Fast solvers for time-harmonic Maxwell's equations in 3D

Dhavide Arjunan Aruliah
2001
The speed of iterative solvers for discretizations of partial differential equations (PDEs) is a significant bottleneck in the performance of codes designed to solve large-scale electromagnetic inverse problems. A single data inversion requires solving Maxwell's equations dozens if not hundreds of times. An inherent difficulty in geophysical contexts is that the conductivity and permeability coefficients may exhibit discontinuities spanning several orders of magnitude. Furthermore, in the air,
more » ... he conductivity effectively vanishes. In standard formulations of Maxwell's equations, the curl operator that dominates the PDE operator leads to strong mixing of field components and illconditioning of linear systems resulting from standard discretizations. The primary objective of this research is to build fast iterative solvers for the forward-modeling problem associated with electromagnetic inverse problems in the frequency domain. Toward this goal, a Helmholtz decomposition of the electric field using a Coulomb gauge condition recasts the PDE problem in terms of scalar and vector potentials. The resulting indefinite system is then stabilized by addition of a vanishing term that lies in the kernel of the dominant curl operator. Finally, an extra differentiation recasts the PDE system in a diagonally-dominant form reminiscent of a "pressure-Poisson" formulation for incompressible fluid flow. The continuous PDE problem obtained is equivalent to the original Maxwell's system but has a structure that is amenable to reliable solution techniques. Using a finite-volume scheme, the PDE is discretized on a staggered grid in three dimensions.
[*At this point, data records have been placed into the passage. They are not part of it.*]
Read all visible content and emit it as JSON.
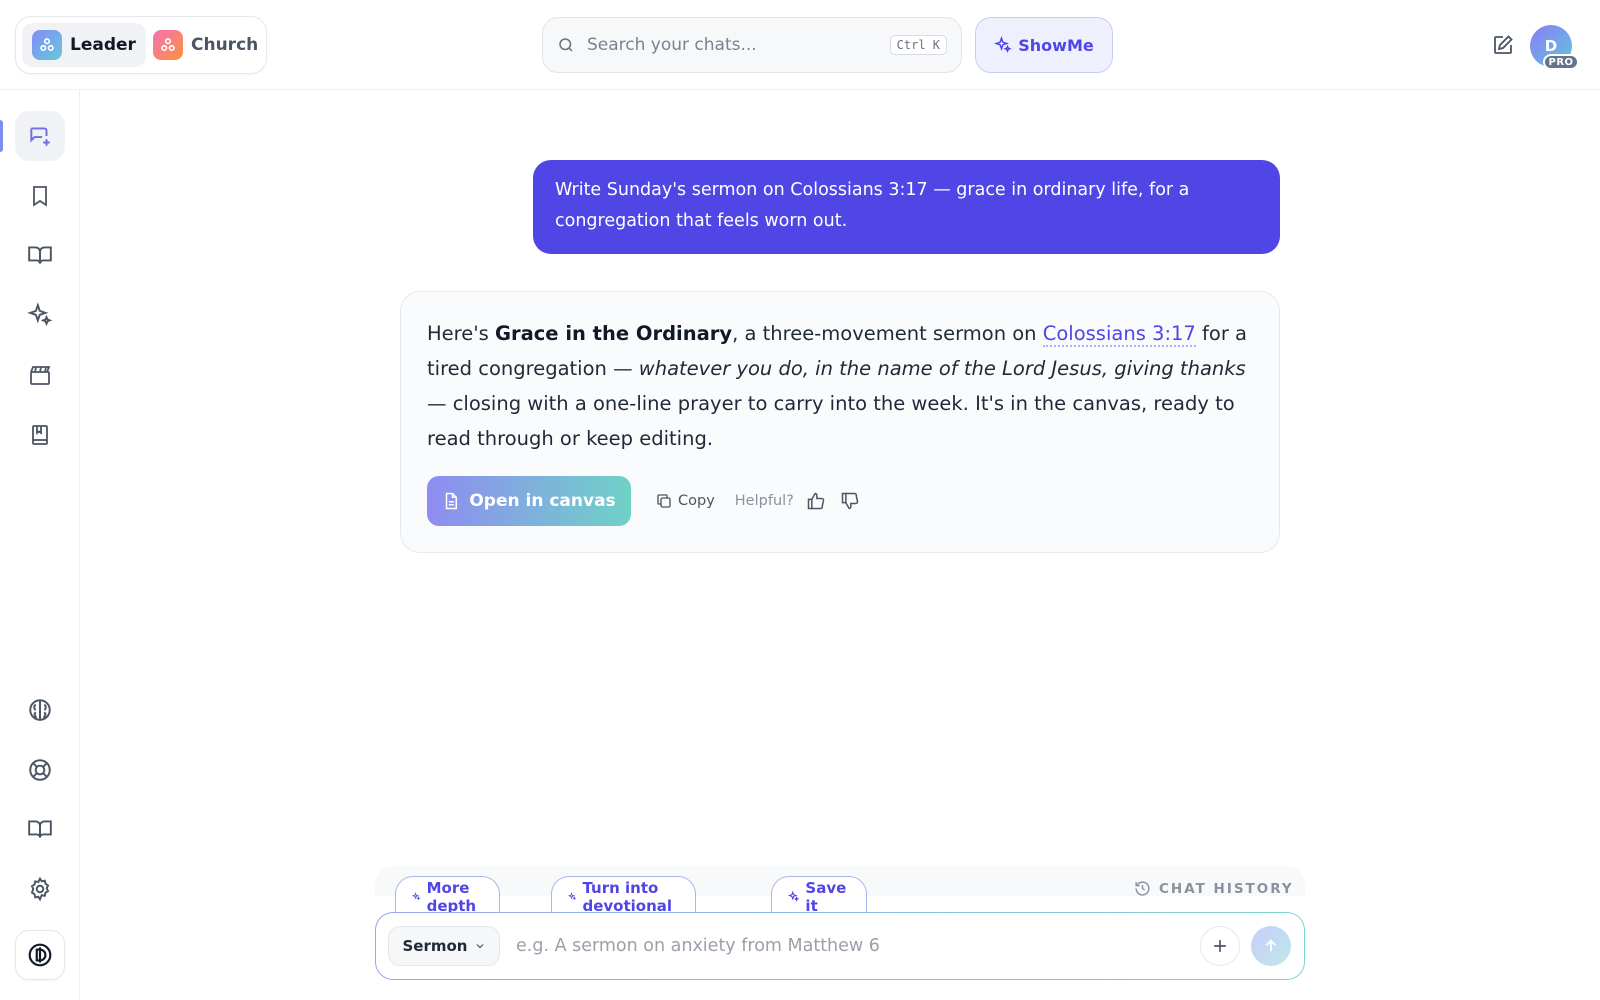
{
  "header": {
    "workspaces": [
      {
        "label": "Leader",
        "active": true
      },
      {
        "label": "Church",
        "active": false
      }
    ],
    "search": {
      "placeholder": "Search your chats...",
      "shortcut": "Ctrl K"
    },
    "showme_label": "ShowMe",
    "avatar": {
      "initial": "D",
      "badge": "PRO"
    }
  },
  "sidebar": {
    "items": [
      {
        "icon": "new-chat-icon",
        "active": true
      },
      {
        "icon": "bookmark-icon"
      },
      {
        "icon": "book-open-icon"
      },
      {
        "icon": "sparkles-icon"
      },
      {
        "icon": "clapperboard-icon"
      },
      {
        "icon": "notebook-icon"
      }
    ],
    "bottom_items": [
      {
        "icon": "brain-icon"
      },
      {
        "icon": "lifebuoy-icon"
      },
      {
        "icon": "book-open-icon"
      },
      {
        "icon": "gear-icon"
      },
      {
        "icon": "brand-logo-icon"
      }
    ]
  },
  "chat": {
    "user_message": "Write Sunday's sermon on Colossians 3:17 — grace in ordinary life, for a congregation that feels worn out.",
    "assistant": {
      "t1": "Here's ",
      "title": "Grace in the Ordinary",
      "t2": ", a three-movement sermon on ",
      "reference": "Colossians 3:17",
      "t3": " for a tired congregation — ",
      "quote": "whatever you do, in the name of the Lord Jesus, giving thanks",
      "t4": " — closing with a one-line prayer to carry into the week. It's in the canvas, ready to read through or keep editing.",
      "open_canvas_label": "Open in canvas",
      "copy_label": "Copy",
      "helpful_label": "Helpful?"
    }
  },
  "composer": {
    "chips": [
      "More depth",
      "Turn into devotional",
      "Save it"
    ],
    "history_label": "CHAT HISTORY",
    "mode": "Sermon",
    "placeholder": "e.g. A sermon on anxiety from Matthew 6"
  },
  "colors": {
    "accent": "#4f46e5",
    "user_bubble": "#4f46e5",
    "gradient_start": "#8f8cf2",
    "gradient_end": "#6fd2c7"
  }
}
The discretization obtained possesses conservation properties typical of finite-volume methods. Furthermore, interface conditions imposed by discontinuities in the material coefficients are sensibly accounted for in deriving the discretization. Although the simple representation of the media on a Cartesian tensor-product grid uses staircase approximations of surfaces of discontinuity of the [...]
doi:10.14288/1.0051685 fatcat:ulzs6hwjgvb4fmfvjynznsyqym